Nov. 2, 2023
Myth #1: traditional community engagement is always effective.
While working in the Fitzgerald neighborhood of Detroit, planners found that typical community engagement strategies wouldn't cut it. Rather than relying on traditional meetings, the team used creative solutions to meet residents where they were. A bounce house, dance lessons, a pop-up grill with free food, and a bike lane pilot project offered frequent, informal opportunities for residents and planners to connect. They found that ongoing opportunities for residents to engage with practitioners facilitated the trust needed for long-term success.
"If the focus is on the relationship, the project or outcome will come naturally," says Daniel M. Rice, president and CEO of the Ohio and Erie Canalway Coalition and co-executive director of the Ohio Erie Canalway.

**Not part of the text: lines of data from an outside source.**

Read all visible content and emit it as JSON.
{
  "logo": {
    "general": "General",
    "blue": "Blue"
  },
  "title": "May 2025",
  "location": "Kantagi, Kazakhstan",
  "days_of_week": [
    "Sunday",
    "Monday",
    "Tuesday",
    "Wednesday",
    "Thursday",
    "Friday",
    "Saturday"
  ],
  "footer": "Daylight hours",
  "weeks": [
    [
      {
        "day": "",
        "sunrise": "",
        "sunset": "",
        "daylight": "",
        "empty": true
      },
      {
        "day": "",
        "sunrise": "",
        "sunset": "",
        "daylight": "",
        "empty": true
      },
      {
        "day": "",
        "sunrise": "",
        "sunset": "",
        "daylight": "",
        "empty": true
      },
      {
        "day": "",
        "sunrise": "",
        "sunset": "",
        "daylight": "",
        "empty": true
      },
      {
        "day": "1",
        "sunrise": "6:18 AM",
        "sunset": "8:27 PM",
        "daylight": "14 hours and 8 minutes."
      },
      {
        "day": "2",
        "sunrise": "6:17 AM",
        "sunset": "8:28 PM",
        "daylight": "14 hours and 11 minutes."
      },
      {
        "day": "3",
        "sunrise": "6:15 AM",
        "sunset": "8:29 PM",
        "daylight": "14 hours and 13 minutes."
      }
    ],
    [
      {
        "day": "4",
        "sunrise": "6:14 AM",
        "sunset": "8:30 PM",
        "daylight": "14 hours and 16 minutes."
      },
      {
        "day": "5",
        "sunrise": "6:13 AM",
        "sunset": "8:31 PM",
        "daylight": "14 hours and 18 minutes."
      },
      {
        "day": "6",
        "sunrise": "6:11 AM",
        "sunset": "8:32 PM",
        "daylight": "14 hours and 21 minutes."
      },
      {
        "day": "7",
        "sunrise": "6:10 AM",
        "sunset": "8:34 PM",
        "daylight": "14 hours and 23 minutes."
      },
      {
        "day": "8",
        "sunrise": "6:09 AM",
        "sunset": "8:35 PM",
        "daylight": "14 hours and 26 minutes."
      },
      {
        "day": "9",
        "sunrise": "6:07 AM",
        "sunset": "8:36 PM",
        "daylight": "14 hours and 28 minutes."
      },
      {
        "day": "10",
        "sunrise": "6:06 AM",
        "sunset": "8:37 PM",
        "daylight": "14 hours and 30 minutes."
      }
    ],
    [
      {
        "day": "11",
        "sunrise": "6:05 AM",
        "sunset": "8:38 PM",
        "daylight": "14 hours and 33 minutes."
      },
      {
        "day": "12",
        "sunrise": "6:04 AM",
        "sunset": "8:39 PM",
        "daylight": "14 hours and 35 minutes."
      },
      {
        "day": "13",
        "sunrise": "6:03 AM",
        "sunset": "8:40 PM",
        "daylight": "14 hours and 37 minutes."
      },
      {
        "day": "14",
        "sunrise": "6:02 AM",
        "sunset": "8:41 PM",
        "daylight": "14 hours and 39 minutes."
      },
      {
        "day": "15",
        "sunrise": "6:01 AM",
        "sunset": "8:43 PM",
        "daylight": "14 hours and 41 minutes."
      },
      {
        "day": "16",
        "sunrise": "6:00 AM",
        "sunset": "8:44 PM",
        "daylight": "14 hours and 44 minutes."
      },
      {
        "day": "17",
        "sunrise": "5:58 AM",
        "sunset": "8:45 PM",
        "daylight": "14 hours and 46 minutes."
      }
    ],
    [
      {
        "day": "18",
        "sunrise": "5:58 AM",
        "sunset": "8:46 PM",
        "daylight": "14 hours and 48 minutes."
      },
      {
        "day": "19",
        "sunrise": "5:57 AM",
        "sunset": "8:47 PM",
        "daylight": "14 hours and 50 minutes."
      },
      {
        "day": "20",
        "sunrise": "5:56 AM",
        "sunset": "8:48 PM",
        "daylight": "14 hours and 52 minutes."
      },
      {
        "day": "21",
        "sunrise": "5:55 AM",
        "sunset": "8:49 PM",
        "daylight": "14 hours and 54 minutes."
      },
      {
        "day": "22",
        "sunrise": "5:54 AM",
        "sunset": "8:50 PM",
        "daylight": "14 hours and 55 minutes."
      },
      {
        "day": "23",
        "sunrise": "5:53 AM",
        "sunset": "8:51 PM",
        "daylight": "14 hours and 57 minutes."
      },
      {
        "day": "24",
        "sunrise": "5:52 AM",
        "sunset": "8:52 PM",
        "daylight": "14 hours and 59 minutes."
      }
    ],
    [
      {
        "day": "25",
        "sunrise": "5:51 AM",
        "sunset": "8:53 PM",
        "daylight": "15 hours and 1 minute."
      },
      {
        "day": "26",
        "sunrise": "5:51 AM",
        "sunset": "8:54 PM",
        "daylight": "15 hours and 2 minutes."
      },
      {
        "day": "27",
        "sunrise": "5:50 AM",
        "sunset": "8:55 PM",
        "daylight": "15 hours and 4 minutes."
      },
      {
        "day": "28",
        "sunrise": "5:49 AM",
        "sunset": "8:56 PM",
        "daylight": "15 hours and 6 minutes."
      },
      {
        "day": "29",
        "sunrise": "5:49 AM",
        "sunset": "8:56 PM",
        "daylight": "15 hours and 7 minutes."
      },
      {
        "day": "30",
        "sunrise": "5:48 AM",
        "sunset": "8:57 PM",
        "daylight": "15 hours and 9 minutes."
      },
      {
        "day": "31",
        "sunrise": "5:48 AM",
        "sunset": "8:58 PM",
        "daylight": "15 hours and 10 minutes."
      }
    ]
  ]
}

Rice is one of a diverse working group of representatives from planning, architecture, government, higher education, and the nonprofit realm that developed the Transform Your Practice deck, a new tool for planners from Reimagining the Civic Commons, a national initiative that invests in public spaces.
The deck — available as a free download — is organized into five myths about public engagement, each followed by fresh ideas and space to document outcomes.
In addition to the assumption that traditional community engagement is guaranteed to work, the resource addresses four other popular beliefs: there will be a golden moment of harmony, everyone comes to the process in the same way, the "community" turns up, and getting "input" from residents should be the focus.
Each myth is explained and accompanied by a case study that show the solutions in action. Planners can use the deck to assess current practices, learn new strategies, and more. "[We] seek to acknowledge the challenges of relationship building and encourage practitioners to reevaluate their approach to focus on building trust," says Rice.
"We knew that community engagement as a practice had become a check-the-box activity, and that constituencies and practitioners were frustrated by the process and results," says working group member Paul Bauknight, president and founder of the Center for Transformative Urban Design, owner of the Urban Design Lab, civic scholar-in-residence at Minneapolis College of Art and Design, and spatial justice and social equity fellow at GGN Landscape Architects. "We wanted to help those doing the work do it better by developing a simple tool that could be used in the field."
Bauknight stresses that rethinking public engagement is especially important in reaching historically underserved communities who may have a history of struggling "with traditional engagement strategies, many times because of distrust."
Are you only hearing from a few dominant voices or naysayers? Are your meetings held in hard-to-reach places? You might be operating under the myth that the "community" always shows up. This deck gives varied and practical solutions. Use it as you identify supporters and begin working together to create a shared vision — and don't forget to feed them!